— Instructions for the task —
Among the entries below, find each line holding "RELEASE" and return it.

— Records supplied —
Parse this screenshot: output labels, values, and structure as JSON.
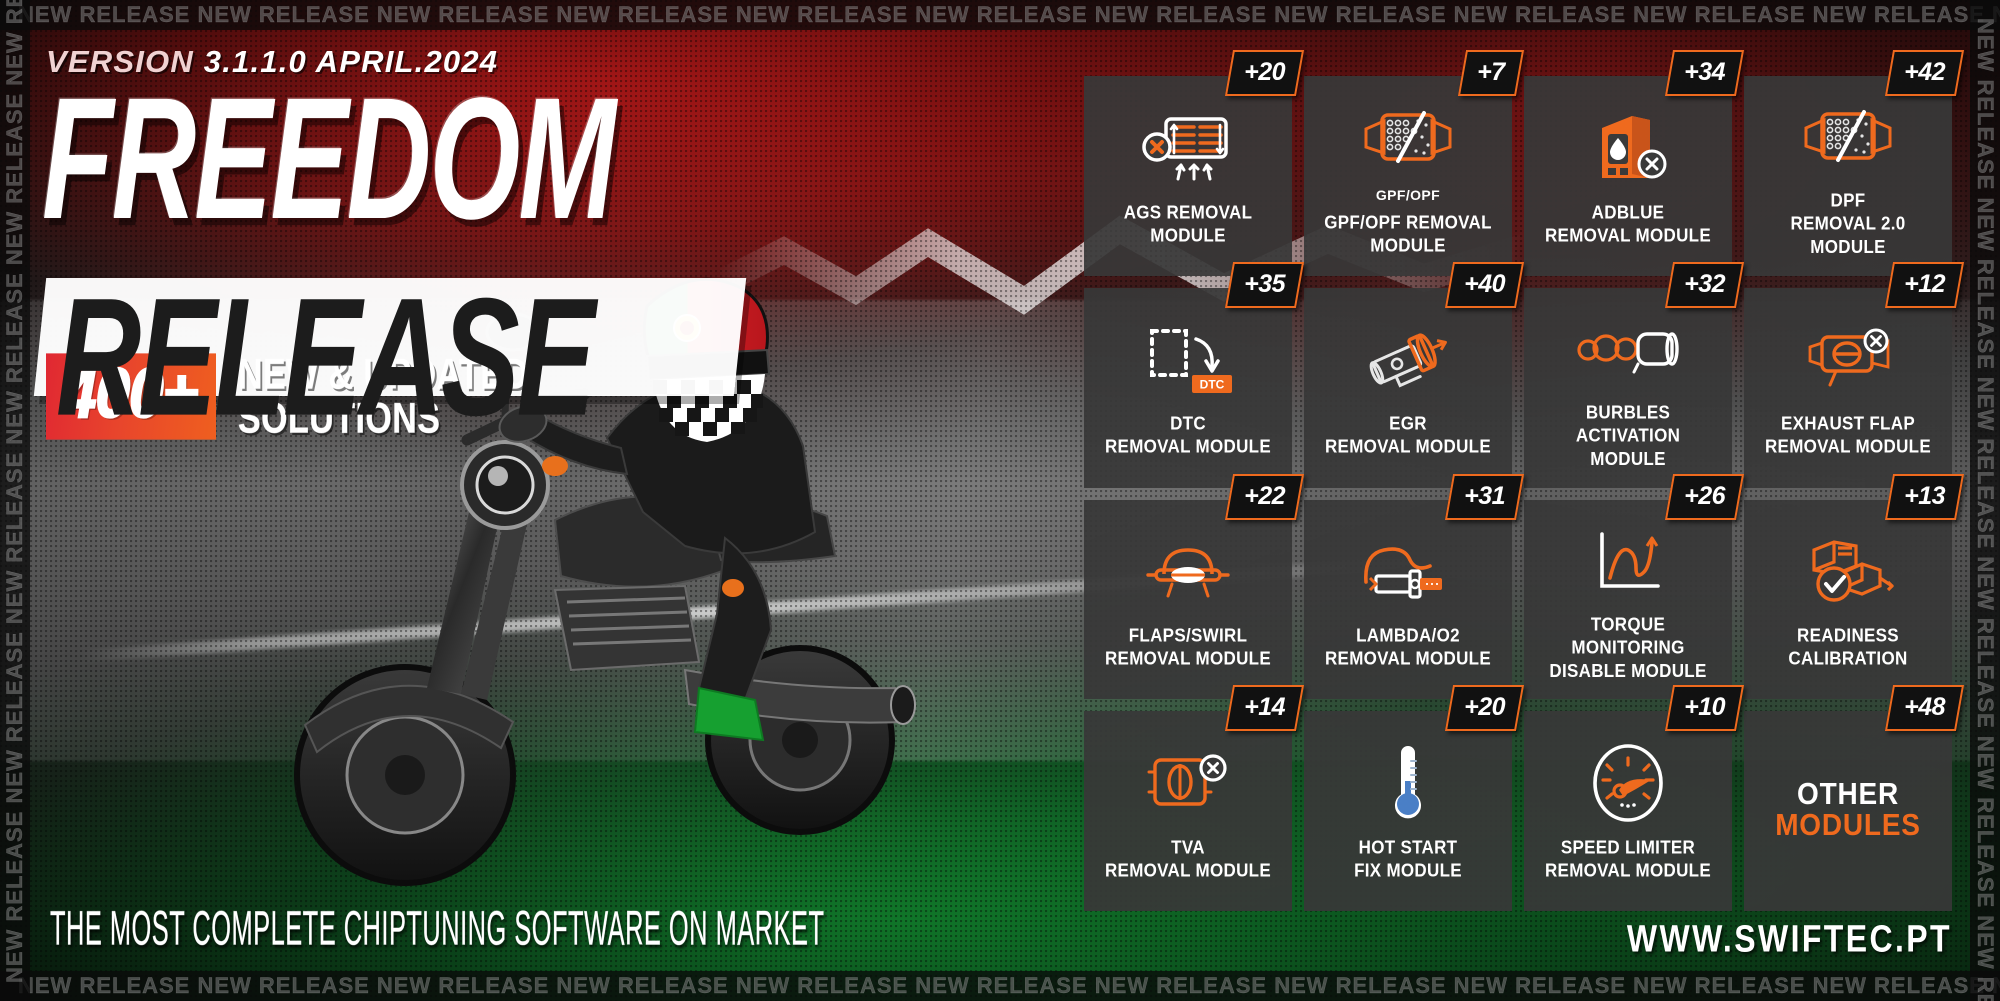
{
  "marquee": {
    "text": "NEW RELEASE NEW RELEASE NEW RELEASE NEW RELEASE NEW RELEASE NEW RELEASE NEW RELEASE NEW RELEASE NEW RELEASE NEW RELEASE NEW RELEASE NEW RELEASE NEW RELEASE NEW RELEASE NEW RELEASE NEW RELEASE NEW RELEASE NEW RELEASE NEW RELEASE NEW",
    "side_text": "NEW RELEASE NEW RELEASE NEW RELEASE NEW RELEASE NEW RELEASE NEW RELEASE NEW RELEASE NEW RELEASE NEW RELEASE NEW RELEASE"
  },
  "header": {
    "version_word": "VERSION",
    "version_number": "3.1.1.0",
    "version_date": "APRIL.2024",
    "title_line1": "FREEDOM",
    "title_line2": "RELEASE"
  },
  "highlight": {
    "count": "400+",
    "label_line1": "NEW & UPDATED",
    "label_line2": "SOLUTIONS"
  },
  "footer": {
    "tagline": "THE MOST COMPLETE CHIPTUNING SOFTWARE ON MARKET",
    "url": "WWW.SWIFTEC.PT"
  },
  "colors": {
    "accent_orange": "#ef6a1e",
    "accent_red": "#e02832",
    "card_bg": "#383838",
    "badge_bg": "#111111",
    "text_white": "#ffffff",
    "brand_green": "#128c30"
  },
  "modules": [
    {
      "icon": "ags-grille-icon",
      "badge": "+20",
      "label_line1": "AGS REMOVAL",
      "label_line2": "MODULE",
      "sublabel": ""
    },
    {
      "icon": "gpf-opf-filter-icon",
      "badge": "+7",
      "label_line1": "GPF/OPF REMOVAL",
      "label_line2": "MODULE",
      "sublabel": "GPF/OPF"
    },
    {
      "icon": "adblue-canister-icon",
      "badge": "+34",
      "label_line1": "ADBLUE",
      "label_line2": "REMOVAL MODULE",
      "sublabel": ""
    },
    {
      "icon": "dpf-filter-icon",
      "badge": "+42",
      "label_line1": "DPF",
      "label_line2": "REMOVAL 2.0 MODULE",
      "sublabel": ""
    },
    {
      "icon": "dtc-code-icon",
      "badge": "+35",
      "label_line1": "DTC",
      "label_line2": "REMOVAL MODULE",
      "sublabel": ""
    },
    {
      "icon": "egr-valve-icon",
      "badge": "+40",
      "label_line1": "EGR",
      "label_line2": "REMOVAL MODULE",
      "sublabel": ""
    },
    {
      "icon": "burbles-exhaust-icon",
      "badge": "+32",
      "label_line1": "BURBLES ACTIVATION",
      "label_line2": "MODULE",
      "sublabel": ""
    },
    {
      "icon": "exhaust-flap-icon",
      "badge": "+12",
      "label_line1": "EXHAUST FLAP",
      "label_line2": "REMOVAL MODULE",
      "sublabel": ""
    },
    {
      "icon": "flaps-swirl-icon",
      "badge": "+22",
      "label_line1": "FLAPS/SWIRL",
      "label_line2": "REMOVAL MODULE",
      "sublabel": ""
    },
    {
      "icon": "lambda-o2-sensor-icon",
      "badge": "+31",
      "label_line1": "LAMBDA/O2",
      "label_line2": "REMOVAL MODULE",
      "sublabel": ""
    },
    {
      "icon": "torque-graph-icon",
      "badge": "+26",
      "label_line1": "TORQUE MONITORING",
      "label_line2": "DISABLE MODULE",
      "sublabel": ""
    },
    {
      "icon": "readiness-connector-icon",
      "badge": "+13",
      "label_line1": "READINESS",
      "label_line2": "CALIBRATION",
      "sublabel": ""
    },
    {
      "icon": "tva-throttle-icon",
      "badge": "+14",
      "label_line1": "TVA",
      "label_line2": "REMOVAL MODULE",
      "sublabel": ""
    },
    {
      "icon": "thermometer-icon",
      "badge": "+20",
      "label_line1": "HOT START",
      "label_line2": "FIX MODULE",
      "sublabel": ""
    },
    {
      "icon": "speedometer-icon",
      "badge": "+10",
      "label_line1": "SPEED LIMITER",
      "label_line2": "REMOVAL MODULE",
      "sublabel": ""
    },
    {
      "icon": "other-modules-icon",
      "badge": "+48",
      "label_line1": "OTHER",
      "label_line2": "MODULES",
      "sublabel": "",
      "is_other": true
    }
  ]
}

— Reply to the exercise —
    "text": "NEW RELEASE NEW RELEASE NEW RELEASE NEW RELEASE NEW RELEASE NEW RELEASE NEW RELEASE NEW RELEASE NEW RELEASE NEW RELEASE NEW RELEASE NEW RELEASE NEW RELEASE NEW RELEASE NEW RELEASE NEW RELEASE NEW RELEASE NEW RELEASE NEW RELEASE NEW",
    "side_text": "NEW RELEASE NEW RELEASE NEW RELEASE NEW RELEASE NEW RELEASE NEW RELEASE NEW RELEASE NEW RELEASE NEW RELEASE NEW RELEASE"
    "title_line2": "RELEASE"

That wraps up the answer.